By: Legacy Staff
7 years ago
Before her death in June at age 66, Christine Alexander started a book bank in New Haven, Connecticut, and created a network of volunteer tutors aimed at helping home-schooled children develop their reading skills.
Alexander, who trained as a pediatric nurse, volunteered as executive director of the tutoring program called New Haven Reads.
In the news obituary that appeared in the New Haven Register, Mary E. O’Leary wrote:
An official tutoring program that started with nine youngsters grew to one where 450 students, in kindergarten through 12th grade, are tutored one-on-one weekly by 350 volunteers at three sites in New Haven. The distribution network has moved more than 725,000 free books since 2004, and students are encouraged to take home five books each time they visit.

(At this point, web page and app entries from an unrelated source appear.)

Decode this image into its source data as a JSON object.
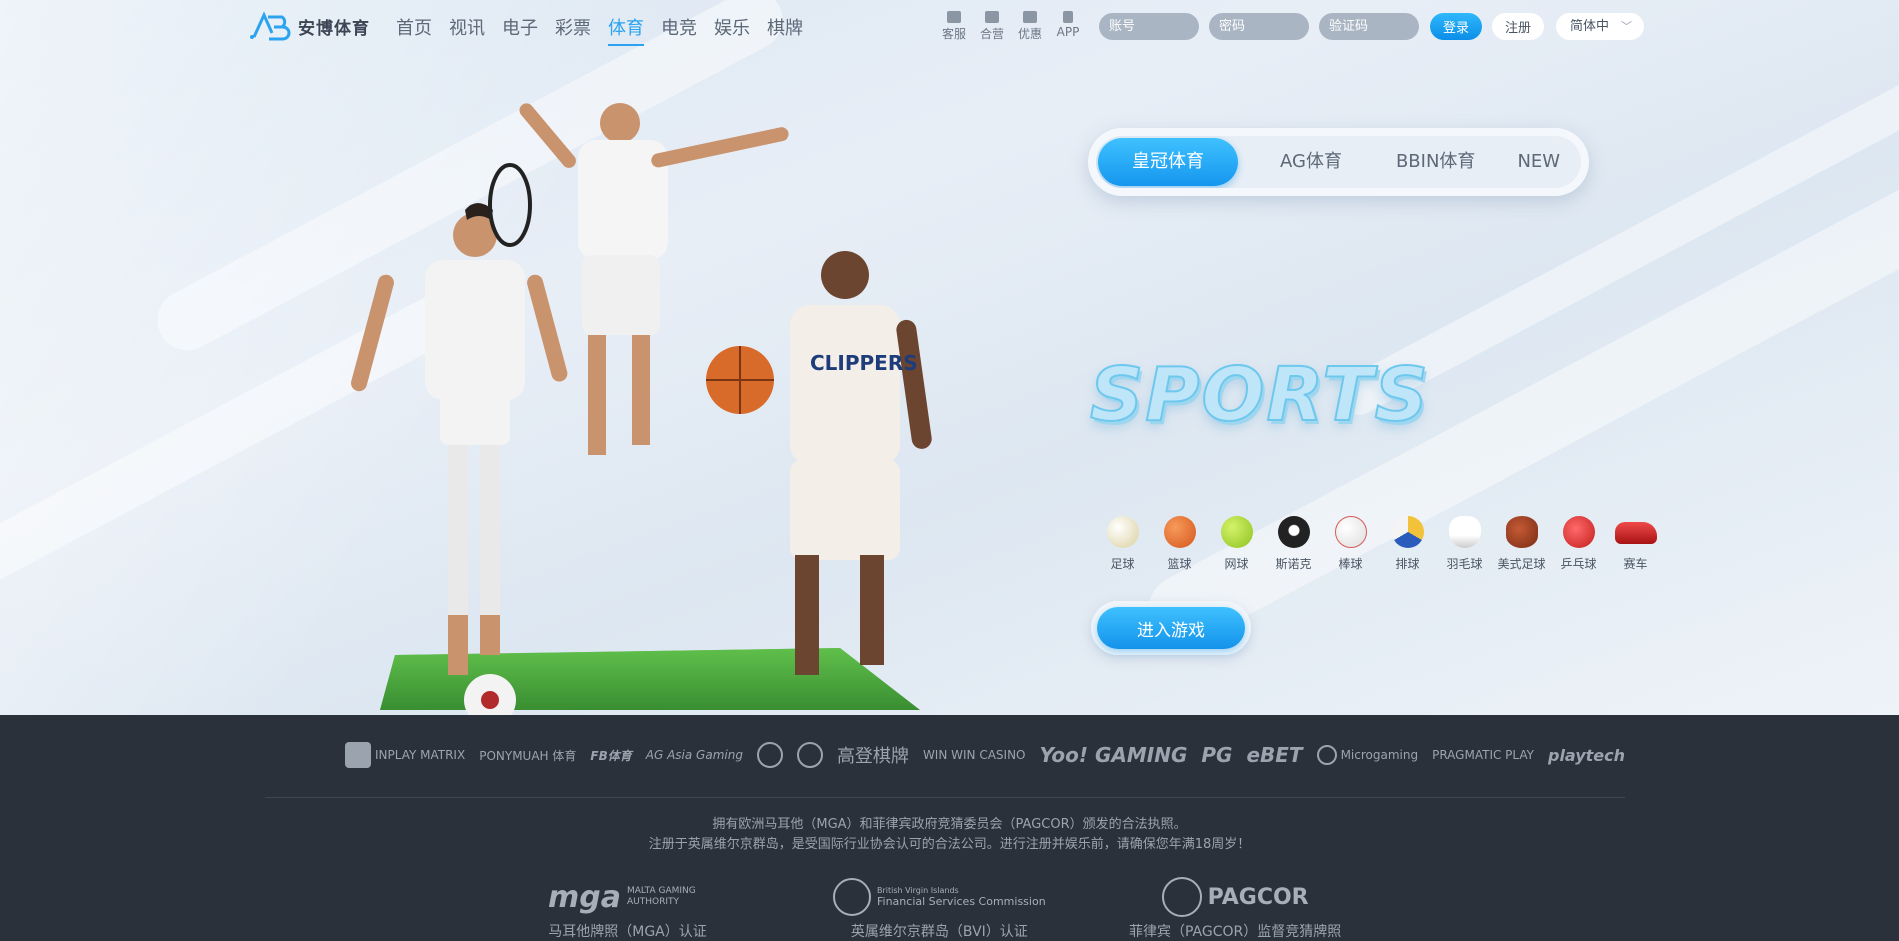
{
  "brand": {
    "name": "安博体育"
  },
  "nav": {
    "items": [
      "首页",
      "视讯",
      "电子",
      "彩票",
      "体育",
      "电竞",
      "娱乐",
      "棋牌"
    ],
    "active": "体育"
  },
  "quick_links": [
    "客服",
    "合营",
    "优惠",
    "APP"
  ],
  "login": {
    "account_placeholder": "账号",
    "password_placeholder": "密码",
    "captcha_placeholder": "验证码",
    "login_label": "登录",
    "register_label": "注册",
    "language": "简体中"
  },
  "tabs": [
    "皇冠体育",
    "AG体育",
    "BBIN体育",
    "NEW"
  ],
  "hero": {
    "title": "SPORTS",
    "enter_label": "进入游戏"
  },
  "sports": [
    {
      "label": "足球",
      "icon": "soccer-ball-icon",
      "color": "#e8dfb8"
    },
    {
      "label": "篮球",
      "icon": "basketball-icon",
      "color": "#e5682c"
    },
    {
      "label": "网球",
      "icon": "tennis-ball-icon",
      "color": "#a4d43a"
    },
    {
      "label": "斯诺克",
      "icon": "billiard-ball-icon",
      "color": "#1b1b1b"
    },
    {
      "label": "棒球",
      "icon": "baseball-icon",
      "color": "#f2eeee"
    },
    {
      "label": "排球",
      "icon": "volleyball-icon",
      "color": "#f2c33a"
    },
    {
      "label": "羽毛球",
      "icon": "shuttlecock-icon",
      "color": "#f4f4f4"
    },
    {
      "label": "美式足球",
      "icon": "american-football-icon",
      "color": "#9a3d22"
    },
    {
      "label": "乒乓球",
      "icon": "table-tennis-icon",
      "color": "#e23a3a"
    },
    {
      "label": "赛车",
      "icon": "race-car-icon",
      "color": "#d8282c"
    }
  ],
  "partners": [
    "INPLAY MATRIX",
    "PONYMUAH 体育",
    "FB体育",
    "AG Asia Gaming",
    "",
    "",
    "高登棋牌",
    "WIN WIN CASINO",
    "Yoo! GAMING",
    "PG",
    "eBET",
    "Microgaming",
    "PRAGMATIC PLAY",
    "playtech"
  ],
  "legal": {
    "line1": "拥有欧洲马耳他（MGA）和菲律宾政府竞猜委员会（PAGCOR）颁发的合法执照。",
    "line2": "注册于英属维尔京群岛，是受国际行业协会认可的合法公司。进行注册并娱乐前，请确保您年满18周岁！"
  },
  "licenses": [
    {
      "logo": "mga",
      "sub": "MALTA GAMING AUTHORITY",
      "name": "马耳他牌照（MGA）认证"
    },
    {
      "logo": "British Virgin Islands",
      "sub": "Financial Services Commission",
      "name": "英属维尔京群岛（BVI）认证"
    },
    {
      "logo": "PAGCOR",
      "sub": "",
      "name": "菲律宾（PAGCOR）监督竞猜牌照"
    }
  ]
}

Alexander was one of two recipients of the national United Way of America Volunteer of the Year Award in 2008. That same year, she and her husband, Bruce, received the Greater New Haven United Way DeToqueville Award for their contributions to the community.

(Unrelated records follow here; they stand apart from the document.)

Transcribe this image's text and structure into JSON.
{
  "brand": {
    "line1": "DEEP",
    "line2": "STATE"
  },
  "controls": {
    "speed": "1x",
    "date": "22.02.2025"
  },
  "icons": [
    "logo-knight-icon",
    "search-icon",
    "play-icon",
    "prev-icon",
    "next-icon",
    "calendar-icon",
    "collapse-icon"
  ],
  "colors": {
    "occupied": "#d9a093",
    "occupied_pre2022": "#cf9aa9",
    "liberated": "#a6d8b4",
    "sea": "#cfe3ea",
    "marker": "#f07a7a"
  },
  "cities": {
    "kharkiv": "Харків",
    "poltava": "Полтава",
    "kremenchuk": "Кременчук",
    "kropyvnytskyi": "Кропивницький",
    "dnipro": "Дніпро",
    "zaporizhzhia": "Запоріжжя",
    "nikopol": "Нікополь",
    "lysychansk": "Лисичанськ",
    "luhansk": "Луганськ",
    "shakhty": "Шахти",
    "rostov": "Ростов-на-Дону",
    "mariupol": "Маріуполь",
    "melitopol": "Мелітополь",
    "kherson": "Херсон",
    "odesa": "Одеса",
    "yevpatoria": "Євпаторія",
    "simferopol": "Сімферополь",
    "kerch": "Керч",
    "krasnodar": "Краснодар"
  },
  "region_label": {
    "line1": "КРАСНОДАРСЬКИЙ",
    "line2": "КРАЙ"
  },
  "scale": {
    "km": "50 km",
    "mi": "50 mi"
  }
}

“At the most basic level, the despair of a child who cannot read always focused her work,” O’Leary wrote, backing it up with Alexander’s her own words from a 2009 interview:
“When you get a child in here who bursts into tears because they have no idea how to do their homework, it just breaks your heart and it shouldn’t be happening.”

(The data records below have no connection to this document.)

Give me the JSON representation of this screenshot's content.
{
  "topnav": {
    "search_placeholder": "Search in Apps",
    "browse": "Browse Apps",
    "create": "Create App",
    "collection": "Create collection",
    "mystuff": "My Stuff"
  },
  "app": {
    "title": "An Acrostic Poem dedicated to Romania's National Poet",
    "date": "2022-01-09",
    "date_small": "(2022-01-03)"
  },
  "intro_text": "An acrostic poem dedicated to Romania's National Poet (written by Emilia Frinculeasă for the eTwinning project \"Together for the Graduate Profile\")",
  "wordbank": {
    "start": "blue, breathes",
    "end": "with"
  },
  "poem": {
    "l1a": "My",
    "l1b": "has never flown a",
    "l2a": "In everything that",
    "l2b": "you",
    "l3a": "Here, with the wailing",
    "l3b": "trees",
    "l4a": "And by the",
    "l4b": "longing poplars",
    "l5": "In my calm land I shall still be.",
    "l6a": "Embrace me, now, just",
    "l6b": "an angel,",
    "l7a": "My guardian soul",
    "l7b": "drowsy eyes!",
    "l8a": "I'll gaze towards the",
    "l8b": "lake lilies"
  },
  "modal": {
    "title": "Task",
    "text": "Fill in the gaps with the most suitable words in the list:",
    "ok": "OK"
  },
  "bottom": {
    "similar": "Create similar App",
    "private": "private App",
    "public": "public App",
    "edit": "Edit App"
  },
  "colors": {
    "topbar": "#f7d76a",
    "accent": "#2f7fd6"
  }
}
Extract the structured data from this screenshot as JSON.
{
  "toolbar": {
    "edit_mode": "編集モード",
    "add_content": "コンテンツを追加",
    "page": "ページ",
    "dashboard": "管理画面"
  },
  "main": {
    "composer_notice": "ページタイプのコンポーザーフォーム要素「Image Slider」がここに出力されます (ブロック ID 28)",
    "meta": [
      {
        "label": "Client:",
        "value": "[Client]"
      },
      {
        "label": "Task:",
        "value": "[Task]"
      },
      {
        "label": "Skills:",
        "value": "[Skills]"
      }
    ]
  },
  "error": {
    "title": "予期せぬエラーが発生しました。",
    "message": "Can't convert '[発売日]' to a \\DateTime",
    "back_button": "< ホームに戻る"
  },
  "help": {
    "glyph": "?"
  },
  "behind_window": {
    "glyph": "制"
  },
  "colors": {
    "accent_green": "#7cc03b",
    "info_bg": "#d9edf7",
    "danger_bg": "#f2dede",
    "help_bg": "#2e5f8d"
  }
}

Read more and share your condolences in Christine Alexander’s Guest Book.
This post was contributed by Alana Baranick, a freelance obituary writer who lives in Northeast Ohio. She is director of the Society of Professional Obituary Writers and chief author of Life on the Death Beat: A Handbook for Obituary Writers.